# Your goal
The answer must consist of every line in the data that contains "MacDetect".

# Source information
──────────────────────────────
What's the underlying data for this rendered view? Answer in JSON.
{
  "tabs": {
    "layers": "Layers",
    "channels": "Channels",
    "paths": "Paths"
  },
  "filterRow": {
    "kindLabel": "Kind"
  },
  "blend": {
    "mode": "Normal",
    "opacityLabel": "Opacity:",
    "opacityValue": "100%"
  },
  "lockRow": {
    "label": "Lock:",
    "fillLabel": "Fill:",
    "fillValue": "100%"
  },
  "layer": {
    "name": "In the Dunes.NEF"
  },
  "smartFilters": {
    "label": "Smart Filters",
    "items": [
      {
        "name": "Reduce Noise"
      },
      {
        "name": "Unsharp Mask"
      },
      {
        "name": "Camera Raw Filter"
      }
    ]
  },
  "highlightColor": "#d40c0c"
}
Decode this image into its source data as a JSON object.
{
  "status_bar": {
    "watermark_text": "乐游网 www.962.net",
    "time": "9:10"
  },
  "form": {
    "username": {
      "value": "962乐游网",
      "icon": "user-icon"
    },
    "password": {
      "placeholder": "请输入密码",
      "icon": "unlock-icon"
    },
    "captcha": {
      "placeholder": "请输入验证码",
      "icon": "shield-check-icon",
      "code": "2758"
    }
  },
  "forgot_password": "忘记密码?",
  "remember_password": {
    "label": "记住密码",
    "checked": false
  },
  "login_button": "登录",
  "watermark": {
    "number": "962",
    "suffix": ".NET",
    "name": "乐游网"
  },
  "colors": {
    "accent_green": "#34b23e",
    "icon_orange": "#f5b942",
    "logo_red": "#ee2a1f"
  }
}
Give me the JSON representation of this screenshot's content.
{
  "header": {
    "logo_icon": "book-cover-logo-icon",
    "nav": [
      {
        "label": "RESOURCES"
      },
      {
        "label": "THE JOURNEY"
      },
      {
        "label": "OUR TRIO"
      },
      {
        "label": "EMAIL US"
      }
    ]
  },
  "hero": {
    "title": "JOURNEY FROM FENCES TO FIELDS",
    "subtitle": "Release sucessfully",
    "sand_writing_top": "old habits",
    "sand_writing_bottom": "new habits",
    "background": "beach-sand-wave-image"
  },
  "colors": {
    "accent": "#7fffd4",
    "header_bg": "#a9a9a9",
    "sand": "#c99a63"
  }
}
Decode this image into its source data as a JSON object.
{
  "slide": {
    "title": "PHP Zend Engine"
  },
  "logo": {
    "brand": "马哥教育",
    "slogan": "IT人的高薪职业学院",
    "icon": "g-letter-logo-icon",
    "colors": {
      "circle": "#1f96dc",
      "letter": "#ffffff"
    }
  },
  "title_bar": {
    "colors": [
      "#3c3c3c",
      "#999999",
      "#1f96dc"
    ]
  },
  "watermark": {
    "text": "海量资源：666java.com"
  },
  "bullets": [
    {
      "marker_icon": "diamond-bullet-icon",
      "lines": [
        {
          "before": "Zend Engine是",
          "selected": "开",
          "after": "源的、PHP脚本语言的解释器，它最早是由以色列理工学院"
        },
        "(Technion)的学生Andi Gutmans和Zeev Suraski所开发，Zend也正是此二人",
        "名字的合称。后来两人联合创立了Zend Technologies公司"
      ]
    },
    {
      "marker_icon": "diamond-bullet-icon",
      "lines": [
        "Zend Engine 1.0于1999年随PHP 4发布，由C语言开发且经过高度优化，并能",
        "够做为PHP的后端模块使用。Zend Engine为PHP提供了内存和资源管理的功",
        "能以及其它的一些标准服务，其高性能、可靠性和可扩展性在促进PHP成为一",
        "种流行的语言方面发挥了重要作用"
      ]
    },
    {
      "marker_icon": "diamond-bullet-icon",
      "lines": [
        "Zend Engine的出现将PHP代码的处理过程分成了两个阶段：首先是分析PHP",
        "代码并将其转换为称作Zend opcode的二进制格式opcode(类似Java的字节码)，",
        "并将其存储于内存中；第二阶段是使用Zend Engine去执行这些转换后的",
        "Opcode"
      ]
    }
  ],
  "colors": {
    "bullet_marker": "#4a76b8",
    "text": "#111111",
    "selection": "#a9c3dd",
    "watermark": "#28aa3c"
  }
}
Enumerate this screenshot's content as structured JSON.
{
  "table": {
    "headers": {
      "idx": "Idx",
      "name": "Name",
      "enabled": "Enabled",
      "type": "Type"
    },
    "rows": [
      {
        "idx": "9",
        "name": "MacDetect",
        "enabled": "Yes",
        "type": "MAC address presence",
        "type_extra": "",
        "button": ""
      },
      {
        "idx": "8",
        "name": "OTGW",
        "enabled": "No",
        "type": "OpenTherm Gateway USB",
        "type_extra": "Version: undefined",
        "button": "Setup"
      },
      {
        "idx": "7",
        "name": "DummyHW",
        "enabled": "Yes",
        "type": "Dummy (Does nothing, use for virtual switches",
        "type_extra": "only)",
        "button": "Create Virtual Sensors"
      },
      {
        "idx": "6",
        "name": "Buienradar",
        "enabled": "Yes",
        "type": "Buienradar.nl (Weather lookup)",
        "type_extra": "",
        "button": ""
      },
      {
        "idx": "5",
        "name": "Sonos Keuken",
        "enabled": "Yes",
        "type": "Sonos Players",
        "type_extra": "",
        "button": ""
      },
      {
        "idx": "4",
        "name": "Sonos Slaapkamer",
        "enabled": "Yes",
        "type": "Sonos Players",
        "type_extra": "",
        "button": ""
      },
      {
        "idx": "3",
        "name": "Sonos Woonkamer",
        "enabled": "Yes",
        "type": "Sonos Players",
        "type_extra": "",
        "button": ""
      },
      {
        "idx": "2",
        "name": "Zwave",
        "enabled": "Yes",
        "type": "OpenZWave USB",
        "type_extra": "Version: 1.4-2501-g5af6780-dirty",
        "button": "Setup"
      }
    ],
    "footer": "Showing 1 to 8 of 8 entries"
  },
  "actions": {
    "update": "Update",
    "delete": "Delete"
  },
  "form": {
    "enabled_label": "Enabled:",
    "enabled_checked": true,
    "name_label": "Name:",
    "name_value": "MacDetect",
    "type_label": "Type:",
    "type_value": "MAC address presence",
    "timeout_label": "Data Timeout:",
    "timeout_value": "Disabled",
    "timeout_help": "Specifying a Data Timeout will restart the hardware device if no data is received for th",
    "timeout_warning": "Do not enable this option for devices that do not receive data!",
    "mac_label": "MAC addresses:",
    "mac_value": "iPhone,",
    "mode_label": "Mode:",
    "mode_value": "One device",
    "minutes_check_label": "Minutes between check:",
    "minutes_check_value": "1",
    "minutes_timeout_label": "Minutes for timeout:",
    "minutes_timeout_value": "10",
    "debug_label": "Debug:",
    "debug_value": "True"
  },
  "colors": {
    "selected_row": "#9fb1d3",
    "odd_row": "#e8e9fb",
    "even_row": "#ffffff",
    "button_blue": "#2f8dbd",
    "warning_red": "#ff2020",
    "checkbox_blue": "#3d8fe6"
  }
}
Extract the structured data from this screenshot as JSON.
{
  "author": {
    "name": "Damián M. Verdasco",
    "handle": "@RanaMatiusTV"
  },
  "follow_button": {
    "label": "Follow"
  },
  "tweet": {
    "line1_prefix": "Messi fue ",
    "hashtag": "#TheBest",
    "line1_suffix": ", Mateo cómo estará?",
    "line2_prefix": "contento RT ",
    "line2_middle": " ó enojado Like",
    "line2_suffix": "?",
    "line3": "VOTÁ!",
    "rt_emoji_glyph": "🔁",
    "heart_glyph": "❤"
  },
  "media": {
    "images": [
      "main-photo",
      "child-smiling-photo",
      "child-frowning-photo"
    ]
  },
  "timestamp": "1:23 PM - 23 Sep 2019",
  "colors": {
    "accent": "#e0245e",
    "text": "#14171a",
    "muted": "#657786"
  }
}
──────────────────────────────
# Solution to the exercise
        "name": "MacDetect",
    "name_value": "MacDetect",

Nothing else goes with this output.